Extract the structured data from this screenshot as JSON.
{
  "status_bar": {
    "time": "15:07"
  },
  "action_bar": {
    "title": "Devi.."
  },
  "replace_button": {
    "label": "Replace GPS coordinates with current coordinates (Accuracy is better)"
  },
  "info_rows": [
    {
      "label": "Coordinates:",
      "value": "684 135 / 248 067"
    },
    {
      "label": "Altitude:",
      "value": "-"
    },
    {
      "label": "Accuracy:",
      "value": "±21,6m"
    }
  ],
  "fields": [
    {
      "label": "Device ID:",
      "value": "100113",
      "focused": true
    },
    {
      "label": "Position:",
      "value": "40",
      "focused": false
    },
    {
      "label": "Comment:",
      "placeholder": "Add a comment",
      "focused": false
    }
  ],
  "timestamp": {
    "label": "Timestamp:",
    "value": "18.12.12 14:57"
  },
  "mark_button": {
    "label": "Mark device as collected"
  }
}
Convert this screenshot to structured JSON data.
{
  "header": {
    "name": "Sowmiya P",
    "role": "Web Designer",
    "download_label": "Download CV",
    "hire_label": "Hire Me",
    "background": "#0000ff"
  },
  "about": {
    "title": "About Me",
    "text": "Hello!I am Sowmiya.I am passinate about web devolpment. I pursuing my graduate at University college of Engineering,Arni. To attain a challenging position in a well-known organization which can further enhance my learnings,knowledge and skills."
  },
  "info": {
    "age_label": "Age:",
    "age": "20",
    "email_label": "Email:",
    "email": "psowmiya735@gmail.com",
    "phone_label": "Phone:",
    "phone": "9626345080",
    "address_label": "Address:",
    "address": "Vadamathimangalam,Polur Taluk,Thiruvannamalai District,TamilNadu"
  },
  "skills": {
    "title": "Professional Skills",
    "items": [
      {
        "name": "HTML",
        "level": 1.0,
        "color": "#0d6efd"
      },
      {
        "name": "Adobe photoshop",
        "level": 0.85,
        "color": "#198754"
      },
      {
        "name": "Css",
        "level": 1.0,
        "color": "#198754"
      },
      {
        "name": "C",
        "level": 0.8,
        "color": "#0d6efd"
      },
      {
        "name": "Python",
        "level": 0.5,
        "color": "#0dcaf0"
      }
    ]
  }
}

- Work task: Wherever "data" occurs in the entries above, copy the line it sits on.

- Exercise output:
Extract the structured data from this screenshot as JSON.
Convert this screenshot to structured JSON data.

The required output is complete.